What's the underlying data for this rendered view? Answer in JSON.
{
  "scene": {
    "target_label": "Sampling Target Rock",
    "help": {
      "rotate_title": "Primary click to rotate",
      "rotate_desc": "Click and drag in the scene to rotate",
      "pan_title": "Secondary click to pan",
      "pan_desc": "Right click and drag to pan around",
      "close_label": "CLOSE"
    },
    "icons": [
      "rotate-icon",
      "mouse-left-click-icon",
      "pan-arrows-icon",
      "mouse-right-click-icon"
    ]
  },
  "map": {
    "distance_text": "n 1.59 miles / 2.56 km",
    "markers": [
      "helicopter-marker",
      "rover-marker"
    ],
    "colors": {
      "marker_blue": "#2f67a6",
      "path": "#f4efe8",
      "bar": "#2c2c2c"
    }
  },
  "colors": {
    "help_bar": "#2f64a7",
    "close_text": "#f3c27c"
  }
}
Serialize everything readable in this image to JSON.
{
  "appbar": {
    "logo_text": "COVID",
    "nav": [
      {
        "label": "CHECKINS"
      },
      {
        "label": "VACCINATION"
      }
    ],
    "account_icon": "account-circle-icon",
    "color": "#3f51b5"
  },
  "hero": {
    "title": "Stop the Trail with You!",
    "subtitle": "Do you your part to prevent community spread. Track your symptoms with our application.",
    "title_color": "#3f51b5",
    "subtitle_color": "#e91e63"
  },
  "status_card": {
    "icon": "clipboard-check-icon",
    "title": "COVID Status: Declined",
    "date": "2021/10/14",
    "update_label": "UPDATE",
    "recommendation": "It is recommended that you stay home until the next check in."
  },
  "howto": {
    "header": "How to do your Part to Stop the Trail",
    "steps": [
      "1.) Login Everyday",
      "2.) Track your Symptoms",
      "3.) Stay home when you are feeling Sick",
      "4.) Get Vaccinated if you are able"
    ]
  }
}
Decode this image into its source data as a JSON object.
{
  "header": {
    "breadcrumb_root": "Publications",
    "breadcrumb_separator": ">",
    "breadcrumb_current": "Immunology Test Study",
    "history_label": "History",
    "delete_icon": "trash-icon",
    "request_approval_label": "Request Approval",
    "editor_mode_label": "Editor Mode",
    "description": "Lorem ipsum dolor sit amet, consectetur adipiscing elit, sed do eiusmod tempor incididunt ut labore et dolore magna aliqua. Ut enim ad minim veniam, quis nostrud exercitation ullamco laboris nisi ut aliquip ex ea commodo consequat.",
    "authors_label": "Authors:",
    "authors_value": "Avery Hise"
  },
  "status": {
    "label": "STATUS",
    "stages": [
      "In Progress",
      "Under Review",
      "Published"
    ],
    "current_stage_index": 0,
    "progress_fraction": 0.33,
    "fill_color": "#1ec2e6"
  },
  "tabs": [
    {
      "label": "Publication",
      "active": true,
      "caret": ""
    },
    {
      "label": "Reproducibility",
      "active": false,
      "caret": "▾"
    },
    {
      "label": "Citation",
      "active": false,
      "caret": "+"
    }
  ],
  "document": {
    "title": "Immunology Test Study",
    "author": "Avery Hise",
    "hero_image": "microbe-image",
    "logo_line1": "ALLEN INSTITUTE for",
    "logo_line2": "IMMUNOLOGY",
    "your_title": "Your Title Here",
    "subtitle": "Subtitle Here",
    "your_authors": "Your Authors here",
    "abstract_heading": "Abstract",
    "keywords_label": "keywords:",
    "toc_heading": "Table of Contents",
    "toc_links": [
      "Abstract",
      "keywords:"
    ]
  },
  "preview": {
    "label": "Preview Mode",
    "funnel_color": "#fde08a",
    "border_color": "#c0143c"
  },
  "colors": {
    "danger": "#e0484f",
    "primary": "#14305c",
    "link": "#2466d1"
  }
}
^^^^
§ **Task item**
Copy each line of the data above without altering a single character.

§ **Written answer**
What's the underlying data for this rendered view? Answer in JSON.
{
  "scene": {
    "target_label": "Sampling Target Rock",
    "help": {
      "rotate_title": "Primary click to rotate",
      "rotate_desc": "Click and drag in the scene to rotate",
      "pan_title": "Secondary click to pan",
      "pan_desc": "Right click and drag to pan around",
      "close_label": "CLOSE"
    },
    "icons": [
      "rotate-icon",
      "mouse-left-click-icon",
      "pan-arrows-icon",
      "mouse-right-click-icon"
    ]
  },
  "map": {
    "distance_text": "n 1.59 miles / 2.56 km",
    "markers": [
      "helicopter-marker",
      "rover-marker"
    ],
    "colors": {
      "marker_blue": "#2f67a6",
      "path": "#f4efe8",
      "bar": "#2c2c2c"
    }
  },
  "colors": {
    "help_bar": "#2f64a7",
    "close_text": "#f3c27c"
  }
}
Serialize everything readable in this image to JSON.
{
  "appbar": {
    "logo_text": "COVID",
    "nav": [
      {
        "label": "CHECKINS"
      },
      {
        "label": "VACCINATION"
      }
    ],
    "account_icon": "account-circle-icon",
    "color": "#3f51b5"
  },
  "hero": {
    "title": "Stop the Trail with You!",
    "subtitle": "Do you your part to prevent community spread. Track your symptoms with our application.",
    "title_color": "#3f51b5",
    "subtitle_color": "#e91e63"
  },
  "status_card": {
    "icon": "clipboard-check-icon",
    "title": "COVID Status: Declined",
    "date": "2021/10/14",
    "update_label": "UPDATE",
    "recommendation": "It is recommended that you stay home until the next check in."
  },
  "howto": {
    "header": "How to do your Part to Stop the Trail",
    "steps": [
      "1.) Login Everyday",
      "2.) Track your Symptoms",
      "3.) Stay home when you are feeling Sick",
      "4.) Get Vaccinated if you are able"
    ]
  }
}
Decode this image into its source data as a JSON object.
{
  "header": {
    "breadcrumb_root": "Publications",
    "breadcrumb_separator": ">",
    "breadcrumb_current": "Immunology Test Study",
    "history_label": "History",
    "delete_icon": "trash-icon",
    "request_approval_label": "Request Approval",
    "editor_mode_label": "Editor Mode",
    "description": "Lorem ipsum dolor sit amet, consectetur adipiscing elit, sed do eiusmod tempor incididunt ut labore et dolore magna aliqua. Ut enim ad minim veniam, quis nostrud exercitation ullamco laboris nisi ut aliquip ex ea commodo consequat.",
    "authors_label": "Authors:",
    "authors_value": "Avery Hise"
  },
  "status": {
    "label": "STATUS",
    "stages": [
      "In Progress",
      "Under Review",
      "Published"
    ],
    "current_stage_index": 0,
    "progress_fraction": 0.33,
    "fill_color": "#1ec2e6"
  },
  "tabs": [
    {
      "label": "Publication",
      "active": true,
      "caret": ""
    },
    {
      "label": "Reproducibility",
      "active": false,
      "caret": "▾"
    },
    {
      "label": "Citation",
      "active": false,
      "caret": "+"
    }
  ],
  "document": {
    "title": "Immunology Test Study",
    "author": "Avery Hise",
    "hero_image": "microbe-image",
    "logo_line1": "ALLEN INSTITUTE for",
    "logo_line2": "IMMUNOLOGY",
    "your_title": "Your Title Here",
    "subtitle": "Subtitle Here",
    "your_authors": "Your Authors here",
    "abstract_heading": "Abstract",
    "keywords_label": "keywords:",
    "toc_heading": "Table of Contents",
    "toc_links": [
      "Abstract",
      "keywords:"
    ]
  },
  "preview": {
    "label": "Preview Mode",
    "funnel_color": "#fde08a",
    "border_color": "#c0143c"
  },
  "colors": {
    "danger": "#e0484f",
    "primary": "#14305c",
    "link": "#2466d1"
  }
}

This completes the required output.